The first time I remember being proud of words that I wrote, happened in high school. We were instructed to write a poem. We had 20 minutes and a prompt that I no longer remember. Even at that age I had a great respect for poets like Ntozake Shange, Maya Angelou and Langston Hughes. The first book I remember my mom reading me that was filled with images of Black girls was a poem called Honey, I Love. I had never tried writing my own poem and I was grateful for the opportunity to try.
I loved it. It was cute for a 16 year old. It wasn't deep or earth shattering. I think it was about a duck. But it made me smile. My English teach loved it too. She decided to read a couple of our submissions aloud, and mine was one of them. I beamed. And I held onto that poem for years and years. I honestly think I could still find it if I put my mind to it.
That little poem couldn't be further from my current artistic voice. But it was important because it was my start. That start told me that I love words. That I love their power to make us feel.
When I first started writing about racial justice, it was within a white, Christian context. I learned about the pursuit of justice through a theological lens. I was empowered by Black liberation theology and womanist theology and the theology of my grandmothers and aunts and regular Black folks. I learned to dig out the assumptions underlying white theology and challenge it head on. Because this was my start, my writing began by crafting arguments, teaching, educating, defending my way of understanding Scripture and myself.
That was my start, but my voice came later.
I found my voice when I stopped trying to convince, stopped trying to argue, stopped trying to defend. I found my voice when I started, not with others, but with me- my thoughts, my feelings, my experience of the world.
Starting with myself was a much more vulnerable way to write. I found myself writing much less about theology and much more about my physical reality. I was no longer trying to convince others of my humanity, but instead declaring it for myself.
As you think about your craft, I want you to know that your starting place matters. Our starting place gives us a chance to play, or a chance to clap back, or a chance to see how our art fits on our tongues, on our pen, on our bodies, on our paint brush... But voice is developed over time… It happens by taking risks, by finding yourself, by noticing your patterns. It happens when you start becoming more vulnerable or more honest or more courageous or maybe all the above.
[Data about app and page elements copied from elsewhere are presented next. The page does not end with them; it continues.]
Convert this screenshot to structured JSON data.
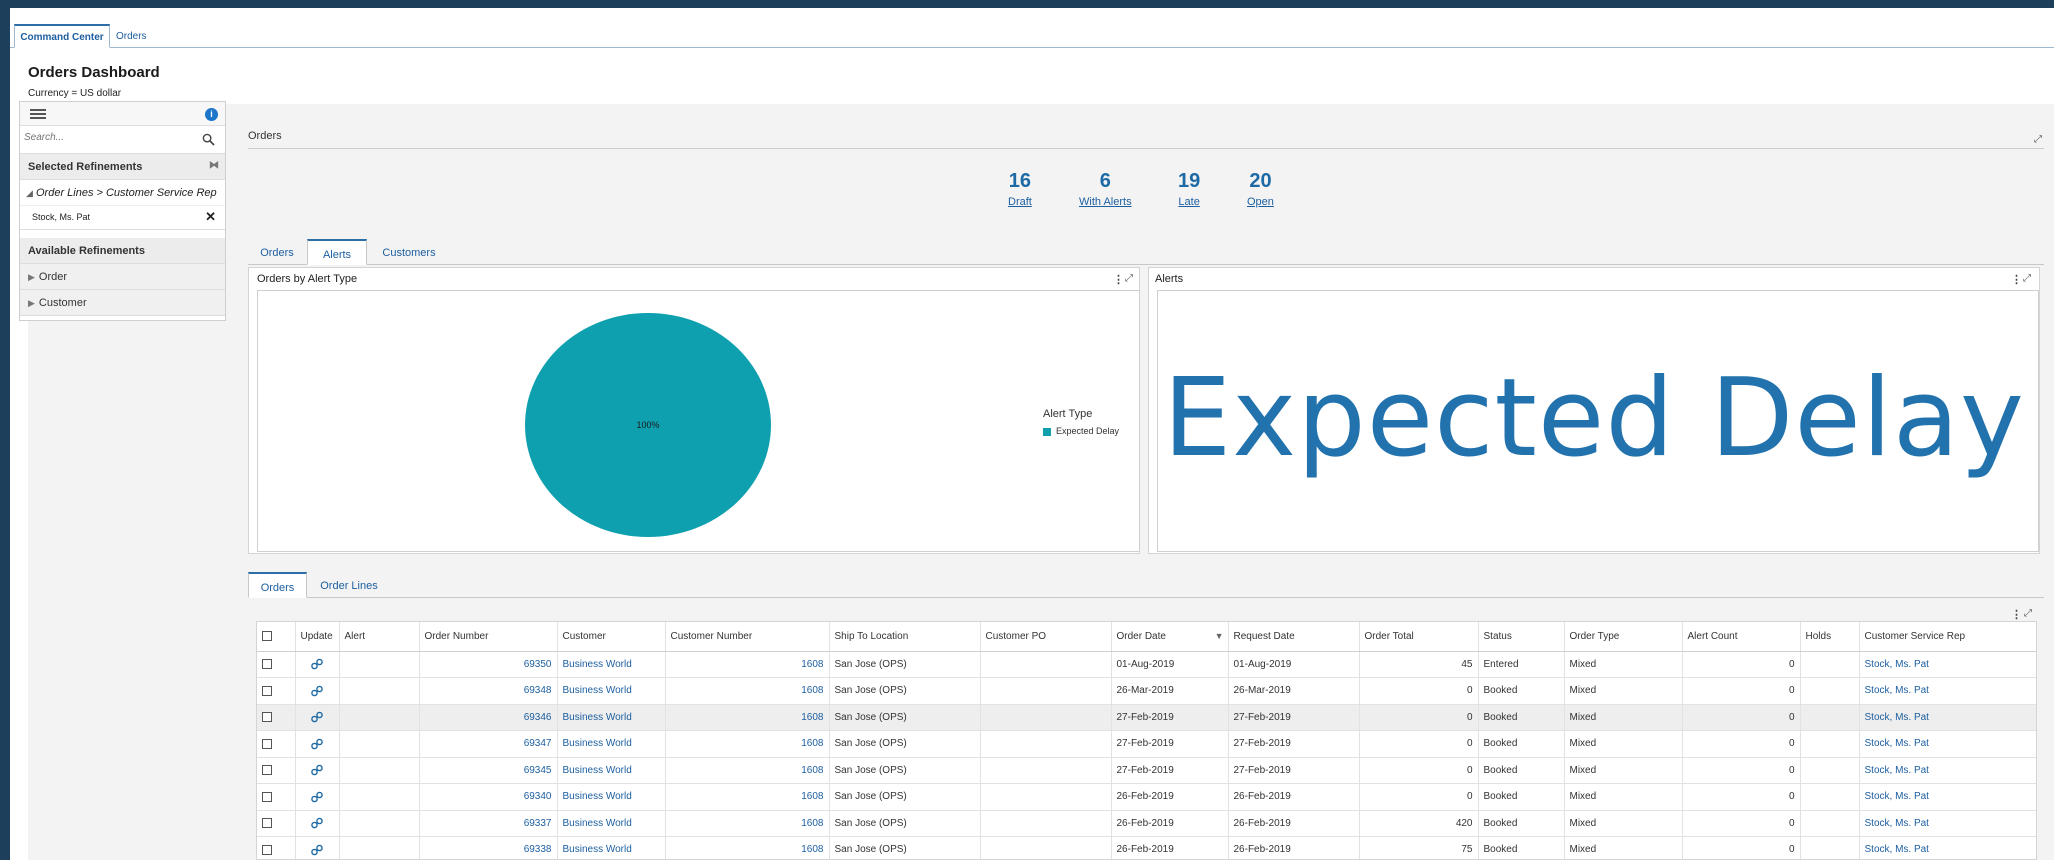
{
  "tabs": [
    {
      "label": "Command Center",
      "active": true
    },
    {
      "label": "Orders",
      "active": false
    }
  ],
  "page": {
    "title": "Orders Dashboard",
    "currency": "Currency =  US dollar"
  },
  "sidebar": {
    "search_placeholder": "Search...",
    "selected_title": "Selected Refinements",
    "crumb": "Order Lines > Customer Service Rep",
    "chip": "Stock, Ms. Pat",
    "available_title": "Available Refinements",
    "groups": [
      "Order",
      "Customer"
    ]
  },
  "orders_section": {
    "title": "Orders",
    "metrics": [
      {
        "value": "16",
        "label": "Draft"
      },
      {
        "value": "6",
        "label": "With Alerts"
      },
      {
        "value": "19",
        "label": "Late"
      },
      {
        "value": "20",
        "label": "Open"
      }
    ]
  },
  "mid_tabs": [
    {
      "label": "Orders",
      "active": false
    },
    {
      "label": "Alerts",
      "active": true
    },
    {
      "label": "Customers",
      "active": false
    }
  ],
  "chart_panel": {
    "title": "Orders by Alert Type",
    "slice_label": "100%",
    "legend_title": "Alert Type",
    "slice_color": "#0fa0b0"
  },
  "chart_data": {
    "type": "pie",
    "title": "Orders by Alert Type",
    "legend_title": "Alert Type",
    "categories": [
      "Expected Delay"
    ],
    "values": [
      100
    ],
    "labels": [
      "100%"
    ],
    "colors": [
      "#0fa0b0"
    ],
    "legend_position": "right"
  },
  "alerts_panel": {
    "title": "Alerts",
    "text": "Expected Delay"
  },
  "bottom_tabs": [
    {
      "label": "Orders",
      "active": true
    },
    {
      "label": "Order Lines",
      "active": false
    }
  ],
  "table": {
    "columns": [
      "",
      "Update",
      "Alert",
      "Order Number",
      "Customer",
      "Customer Number",
      "Ship To Location",
      "Customer PO",
      "Order Date",
      "Request Date",
      "Order Total",
      "Status",
      "Order Type",
      "Alert Count",
      "Holds",
      "Customer Service Rep"
    ],
    "rows": [
      {
        "order_number": "69350",
        "customer": "Business World",
        "customer_number": "1608",
        "ship_to": "San Jose (OPS)",
        "customer_po": "",
        "order_date": "01-Aug-2019",
        "request_date": "01-Aug-2019",
        "order_total": "45",
        "status": "Entered",
        "order_type": "Mixed",
        "alert_count": "0",
        "holds": "",
        "rep": "Stock, Ms. Pat"
      },
      {
        "order_number": "69348",
        "customer": "Business World",
        "customer_number": "1608",
        "ship_to": "San Jose (OPS)",
        "customer_po": "",
        "order_date": "26-Mar-2019",
        "request_date": "26-Mar-2019",
        "order_total": "0",
        "status": "Booked",
        "order_type": "Mixed",
        "alert_count": "0",
        "holds": "",
        "rep": "Stock, Ms. Pat"
      },
      {
        "order_number": "69346",
        "customer": "Business World",
        "customer_number": "1608",
        "ship_to": "San Jose (OPS)",
        "customer_po": "",
        "order_date": "27-Feb-2019",
        "request_date": "27-Feb-2019",
        "order_total": "0",
        "status": "Booked",
        "order_type": "Mixed",
        "alert_count": "0",
        "holds": "",
        "rep": "Stock, Ms. Pat",
        "highlight": true
      },
      {
        "order_number": "69347",
        "customer": "Business World",
        "customer_number": "1608",
        "ship_to": "San Jose (OPS)",
        "customer_po": "",
        "order_date": "27-Feb-2019",
        "request_date": "27-Feb-2019",
        "order_total": "0",
        "status": "Booked",
        "order_type": "Mixed",
        "alert_count": "0",
        "holds": "",
        "rep": "Stock, Ms. Pat"
      },
      {
        "order_number": "69345",
        "customer": "Business World",
        "customer_number": "1608",
        "ship_to": "San Jose (OPS)",
        "customer_po": "",
        "order_date": "27-Feb-2019",
        "request_date": "27-Feb-2019",
        "order_total": "0",
        "status": "Booked",
        "order_type": "Mixed",
        "alert_count": "0",
        "holds": "",
        "rep": "Stock, Ms. Pat"
      },
      {
        "order_number": "69340",
        "customer": "Business World",
        "customer_number": "1608",
        "ship_to": "San Jose (OPS)",
        "customer_po": "",
        "order_date": "26-Feb-2019",
        "request_date": "26-Feb-2019",
        "order_total": "0",
        "status": "Booked",
        "order_type": "Mixed",
        "alert_count": "0",
        "holds": "",
        "rep": "Stock, Ms. Pat"
      },
      {
        "order_number": "69337",
        "customer": "Business World",
        "customer_number": "1608",
        "ship_to": "San Jose (OPS)",
        "customer_po": "",
        "order_date": "26-Feb-2019",
        "request_date": "26-Feb-2019",
        "order_total": "420",
        "status": "Booked",
        "order_type": "Mixed",
        "alert_count": "0",
        "holds": "",
        "rep": "Stock, Ms. Pat"
      },
      {
        "order_number": "69338",
        "customer": "Business World",
        "customer_number": "1608",
        "ship_to": "San Jose (OPS)",
        "customer_po": "",
        "order_date": "26-Feb-2019",
        "request_date": "26-Feb-2019",
        "order_total": "75",
        "status": "Booked",
        "order_type": "Mixed",
        "alert_count": "0",
        "holds": "",
        "rep": "Stock, Ms. Pat"
      }
    ]
  },
  "icons": {
    "menu": "hamburger-icon",
    "info": "info-icon",
    "search": "search-icon",
    "clear": "clear-filter-icon",
    "remove": "close-icon",
    "expand": "expand-icon",
    "more": "vertical-dots-icon",
    "update": "link-icon",
    "sort": "sort-descending-icon"
  },
  "colors": {
    "accent": "#1d5fa0",
    "metric": "#1d6aa5",
    "frame": "#1e3f5c",
    "alert_text": "#2272ad"
  }
}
There are a million more small ways in which my voice has evolved. Turns out I don't follow grammar rules for their own sake, but instead to indicate a certain pace when reading. I care deeply about the rhythm between the words. I also write short. While I can appreciate a sweeping sentence, I don't often write them myself. I like a two word sentence. These could be called quirks, but they have become more than that to me. They are sign posts that tell me if I'm being true to myself or if I’m imitating someone else.
Pay attention to your “quirks”. Explore them. Find others who are similar. What do you appreciate about their work? And find others who are different! It's good to take note of the ways you embody the same artistic expression but so differently.
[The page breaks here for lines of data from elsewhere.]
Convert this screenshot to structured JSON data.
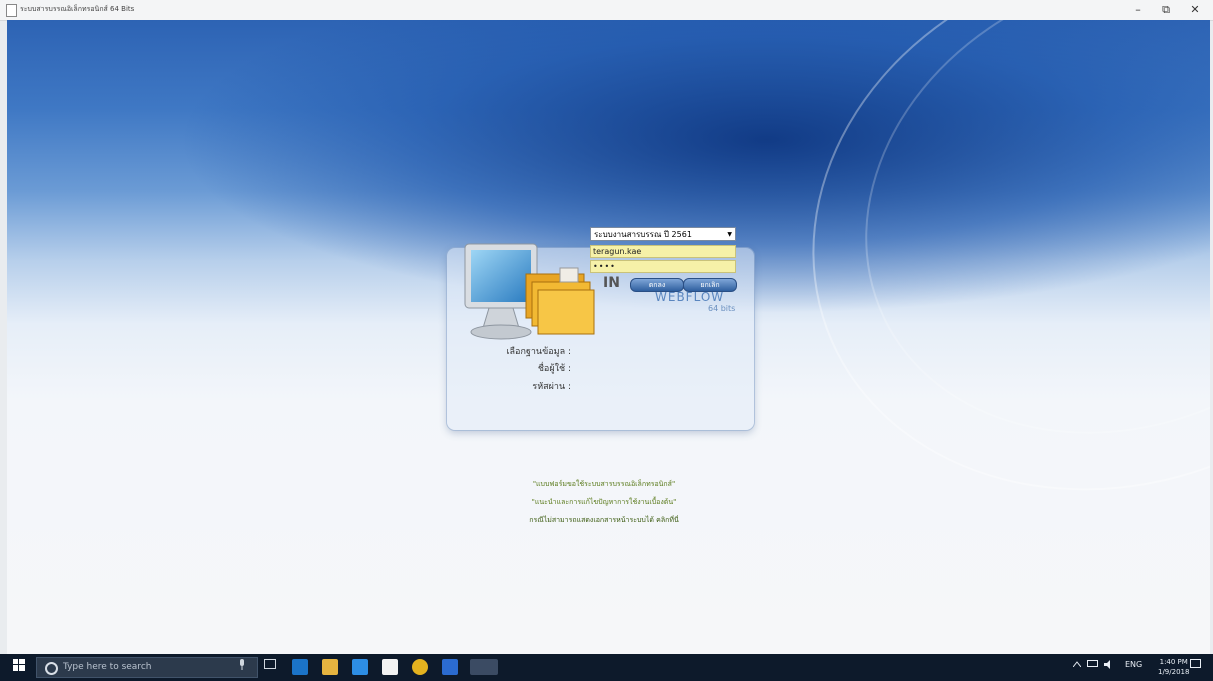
{
  "window": {
    "title": "ระบบสารบรรณอิเล็กทรอนิกส์ 64 Bits",
    "minimize_glyph": "–",
    "maximize_glyph": "⧉",
    "close_glyph": "✕"
  },
  "login": {
    "database_selected": "ระบบงานสารบรรณ ปี 2561",
    "database_arrow": "▼",
    "username_value": "teragun.kae",
    "password_value": "••••",
    "ok_button": "ตกลง",
    "cancel_button": "ยกเลิก",
    "brand_prefix": "IN",
    "brand_name": "WEBFLOW",
    "brand_bits": "64 bits",
    "label_database": "เลือกฐานข้อมูล :",
    "label_username": "ชื่อผู้ใช้ :",
    "label_password": "รหัสผ่าน :"
  },
  "links": [
    "\"แบบฟอร์มขอใช้ระบบสารบรรณอิเล็กทรอนิกส์\"",
    "\"แนะนำและการแก้ไขปัญหาการใช้งานเบื้องต้น\"",
    "กรณีไม่สามารถแสดงเอกสารหน้าระบบได้ คลิกที่นี่"
  ],
  "taskbar": {
    "search_placeholder": "Type here to search",
    "language": "ENG",
    "time": "1:40 PM",
    "date": "1/9/2018"
  },
  "colors": {
    "accent_blue": "#2d63b4",
    "taskbar": "#0d1a2b",
    "field_yellow": "#f6f1a8",
    "link_green": "#5a7a1c"
  }
}
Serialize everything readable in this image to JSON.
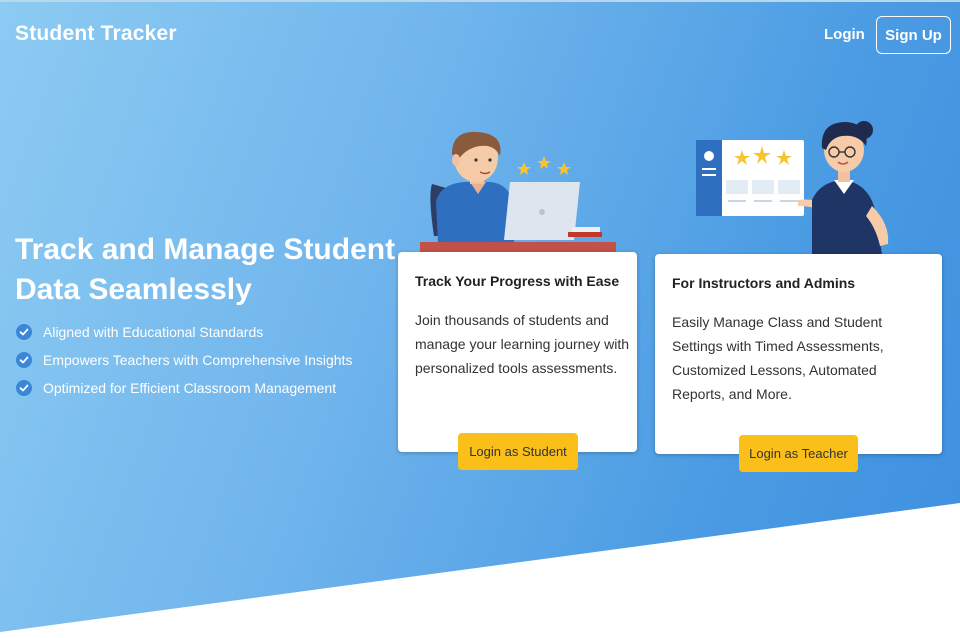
{
  "nav": {
    "brand": "Student Tracker",
    "login_label": "Login",
    "signup_label": "Sign Up"
  },
  "hero": {
    "headline": "Track and Manage Student Data Seamlessly",
    "features": [
      "Aligned with Educational Standards",
      "Empowers Teachers with Comprehensive Insights",
      "Optimized for Efficient Classroom Management"
    ]
  },
  "cards": {
    "student": {
      "title": "Track Your Progress with Ease",
      "body": "Join thousands of students and manage your learning journey with personalized tools assessments.",
      "button": "Login as Student"
    },
    "teacher": {
      "title": "For Instructors and Admins",
      "body": "Easily Manage Class and Student Settings with Timed Assessments, Customized Lessons, Automated Reports, and More.",
      "button": "Login as Teacher"
    }
  },
  "colors": {
    "accent_button": "#fbbf1a",
    "hero_gradient_start": "#8ccbf2",
    "hero_gradient_end": "#3e8fdf"
  }
}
Your voice is constantly rising to meet you as you evolve as an artist. Pay attention to how you and your craft play together. Notice the sweeping changes and the small quirks. Enjoy witnessing your voice take shape.
How would you describe your voice right now?
How would you describe your voice when you first started?
Is there room to insert more vulnerability or honesty or courage into your work?
Do you have certain quirks about your artistic process? What do those quirks tell you about yourself?
Have you ever taken the time to study your craft? Is there a name for your voice? If you had to make up a name for your voice, what would it be?